UPDATE: Study finds downtown parking 'not optimally utilized'
A new study of downtown parking released Sunday found that parking is meeting public need right now, but could be improved.
UPDATE: For the last year, downtown Chattanooga has been involved with a $250,000 parking study. The River City Company and CARTA are looking at how to improve and better meet the needs of people who park.
This is the most in-depth parking study in about two decades, the report found that the city has a good amount of parking but isn't utilizing what's available.
Not being able to find a spot downtown isn't good for businesses or people visiting the city. It’s one reason why the River City Company and CARTA brought in consultants to learn about the challenges and opportunities when it comes to parking downtown. The study captured the current state of parking downtown and provides strategic recommendations for addressing and balancing the current parking needs of downtown's diverse set of organizations, businesses and residents while also considering future development.
The study's primary analysis which counted both on-street and off-street spaces with public and private access, the study also measured how much these spaces were used on a typical weekday and Saturday to understand normal patterns of parking activity. This allowed the study team to understand true gaps in parking potential, looking beyond an individual parking facility but considering the needs of the entire district.
Amy Donahue with River City Company said the research shows that there is plenty of spaces, more 43,000 to be exact.
"The overwhelming recommendation there was work with what you already have,” Donahue said.
However, only a third of the parking downtown is available to the public, most spaces are restricted to employees only. The study suggests looking into finding ways to share parking.
"If you only have 20 employees and again they're only using those spaces from 8 to 5 Monday through Friday. It does create a big portion of the supply that could be used for other uses while servicing your employees too,” she said.
Some residents think sharing parking could be an effective solution when big events are in town.
"If businesses open then that would probably be closer to whatever event there is,” Hang Conner said.
The study says the cheaper and quicker solution to parking issues is to better utilize what we have before building more parking garages.
"And then if there are other spaces that we actually need to build new parking infrastructure, where can that make the most impact and how can we create the most access for the most people,” Donahue said.

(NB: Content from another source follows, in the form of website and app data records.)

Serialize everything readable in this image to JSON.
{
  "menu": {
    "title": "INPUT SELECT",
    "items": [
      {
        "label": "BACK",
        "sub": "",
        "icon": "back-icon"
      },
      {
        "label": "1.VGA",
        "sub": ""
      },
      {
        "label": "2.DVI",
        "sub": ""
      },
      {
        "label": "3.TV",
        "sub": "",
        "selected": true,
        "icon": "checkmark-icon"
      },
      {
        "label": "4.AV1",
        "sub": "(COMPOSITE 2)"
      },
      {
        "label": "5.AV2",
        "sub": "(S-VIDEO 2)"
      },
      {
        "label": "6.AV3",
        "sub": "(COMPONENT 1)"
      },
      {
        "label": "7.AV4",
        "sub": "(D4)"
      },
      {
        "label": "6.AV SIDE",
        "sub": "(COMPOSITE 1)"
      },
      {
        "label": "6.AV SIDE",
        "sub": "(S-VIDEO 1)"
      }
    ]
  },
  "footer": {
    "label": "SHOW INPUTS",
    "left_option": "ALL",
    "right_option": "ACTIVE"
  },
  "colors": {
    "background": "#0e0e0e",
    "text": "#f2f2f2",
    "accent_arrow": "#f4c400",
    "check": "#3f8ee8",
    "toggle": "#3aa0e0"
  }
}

Nonetheless, in select areas such as the Health & Ed district, UTC campus area and the MLK district, available supply is constrained.
The year-long study was led by The Chattanooga Area Regional Transportation Authority/ Chattanooga Parking Authority (CARTA/CPA) and River City Company, in partnership with the Lyndhurst and Benwood Foundations, the University of Tennessee at Chattanooga, Siskin Hospital, Erlanger Health System and the City of Chattanooga.
To move this report from study to action, River City Company along with CARTA/CPA has an implementation team of downtown stakeholders and partners working to systematically execute recommendations from the study.
PREVIOUS STORY: A new study of downtown parking released Sunday found that parking is meeting public need right now, but could be improved.
The Chattanooga Area Regional Transportation Authority/ Chattanooga Parking Authority (CARTA/CTA) and River City Company led the study, which explained that only one-third of the 43,000 parking spaces downtown are available for public use.
The study provided recommendations on how the city can open more of those spaces to the public.
"Downtown Chattanooga, like many urban areas, has challenges when it comes to parking," President and CEO of River City Company Kim White said. "For us, it's making more of the parking that currently exists in downtown available to more people."
One idea presented is to create a shared parking area where businesses let the public park in their lots in the evenings and on weekends when employees are off. According to the study, this could bring in a revenue stream for businesses in the area.
The study also recommended that strategies to add future parking to the area that can be used for more than one organization or business.
"One example that the study has explored is a shared parking garage in the Health and Education district that would serve both Erlanger and Siskin Hospitals, but also potentially UTC and the Hamilton County Health Department," a spokesperson for the study said.
River City Company and CARTA/CPA have put together an implementation team of downtown stakeholders and partners to work together to "systematically execute recommendations from the study."